This suggests that dunnocks are a relatively recent host that hasn't evolved a response to this act of parasitism.
This doesn’t seem to be affecting dunnocks as they can rear two or three broods in a season, which is good news for the declining cuckoo.
Do dunnocks use nestboxes?
Dunnocks don’t often use nestboxes, but may occasionally use open fronted nestboxes.
What is unusual about the dunnocks' social system?
Dunnocks have a very complicated social system and despite being quite an unobtrusive species that tends to shuffle around quietly, they are real characters.
Although many dunnocks have monogamous pairings (one female and one male), others have more complex arrangements.
Unusually for a bird species, both female and male dunnocks have their own breeding territories. The territories of males are usually larger and overlap with female territories, allowing them to mate with two or more females (known as polygyny).
Females will also often mate with more than one male (known as polyandry). There are even cases of polygynandry, which can involve two or three males mating with three or four females.
If that wasn’t complicated enough, some male territories may be shared by two males, one alpha and one beta. The two work together to defend the territory against intruders.

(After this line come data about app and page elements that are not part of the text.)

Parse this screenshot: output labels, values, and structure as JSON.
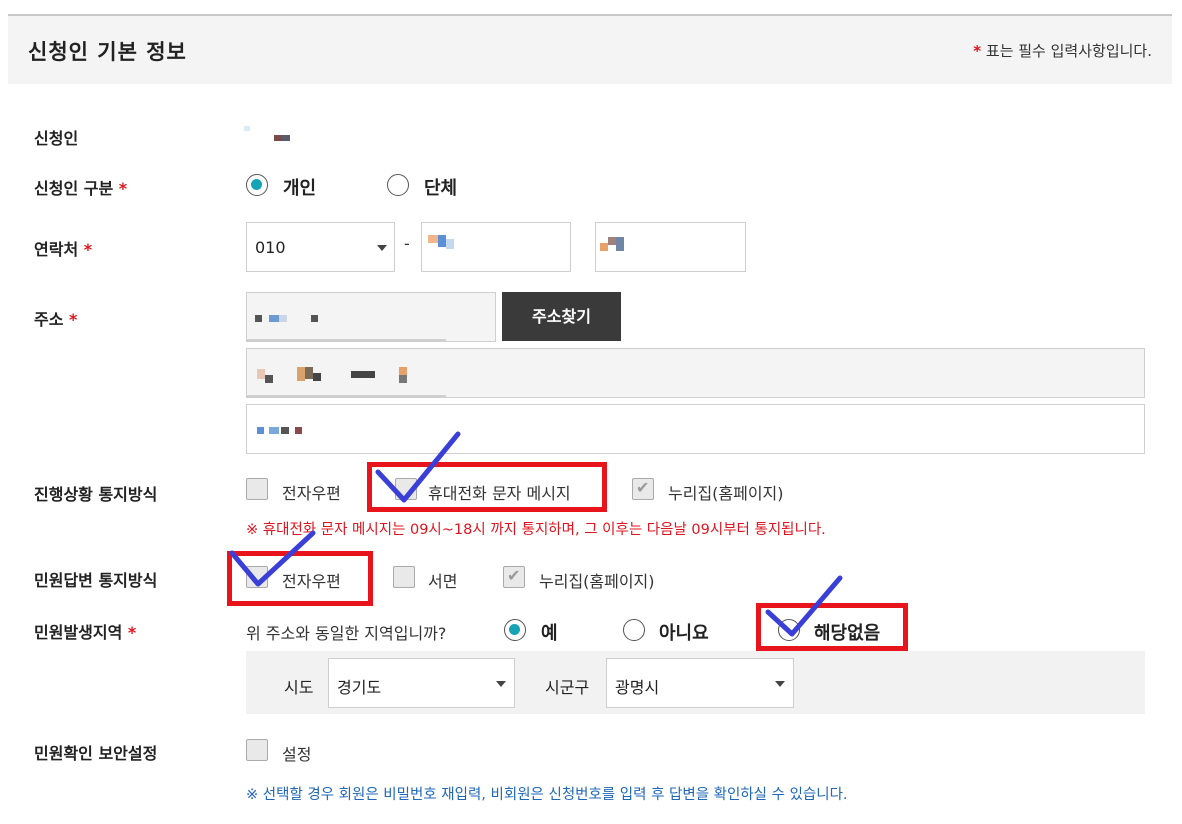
{
  "header": {
    "title": "신청인 기본 정보",
    "required_mark": "*",
    "required_note": "표는 필수 입력사항입니다."
  },
  "applicant": {
    "label": "신청인"
  },
  "applicant_type": {
    "label": "신청인 구분",
    "required_mark": "*",
    "options": [
      {
        "label": "개인",
        "selected": true
      },
      {
        "label": "단체",
        "selected": false
      }
    ]
  },
  "contact": {
    "label": "연락처",
    "required_mark": "*",
    "prefix_value": "010",
    "separator": "-"
  },
  "address": {
    "label": "주소",
    "required_mark": "*",
    "search_button": "주소찾기"
  },
  "progress_notice": {
    "label": "진행상황 통지방식",
    "options": [
      {
        "label": "전자우편",
        "checked": false
      },
      {
        "label": "휴대전화 문자 메시지",
        "checked": false
      },
      {
        "label": "누리집(홈페이지)",
        "checked": true
      }
    ],
    "note": "※ 휴대전화 문자 메시지는 09시~18시 까지 통지하며, 그 이후는 다음날 09시부터 통지됩니다."
  },
  "answer_notice": {
    "label": "민원답변 통지방식",
    "options": [
      {
        "label": "전자우편",
        "checked": false
      },
      {
        "label": "서면",
        "checked": false
      },
      {
        "label": "누리집(홈페이지)",
        "checked": true
      }
    ]
  },
  "region": {
    "label": "민원발생지역",
    "required_mark": "*",
    "question": "위 주소와 동일한 지역입니까?",
    "options": [
      {
        "label": "예",
        "selected": true
      },
      {
        "label": "아니요",
        "selected": false
      },
      {
        "label": "해당없음",
        "selected": false
      }
    ],
    "sido_label": "시도",
    "sido_value": "경기도",
    "sigungu_label": "시군구",
    "sigungu_value": "광명시"
  },
  "security": {
    "label": "민원확인 보안설정",
    "checkbox_label": "설정",
    "note": "※ 선택할 경우 회원은 비밀번호 재입력, 비회원은 신청번호를 입력 후 답변을 확인하실 수 있습니다."
  },
  "colors": {
    "accent_radio": "#17a3b6",
    "required_red": "#e0141f",
    "note_blue": "#1f67b8",
    "annotation_red": "#e8141b",
    "annotation_check": "#3a3fd8"
  }
}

You can find out more about this behaviour in this article from a past issue of Bird Table magazine, the magazine for BTO Garden BirdWatch members.
What can I do to help dunnocks in my garden?
Providing shelter for them to nest in and providing a fresh, clean source of water for them.
The British Trust for Ornithology (BTO) is a UK charity that focuses on understanding birds and, in particular, how and why bird populations are changing. Our vision is of a world where people are inspired by birds and informed by science.
Main image: Dunnock. © Tom Cadwallender/BTO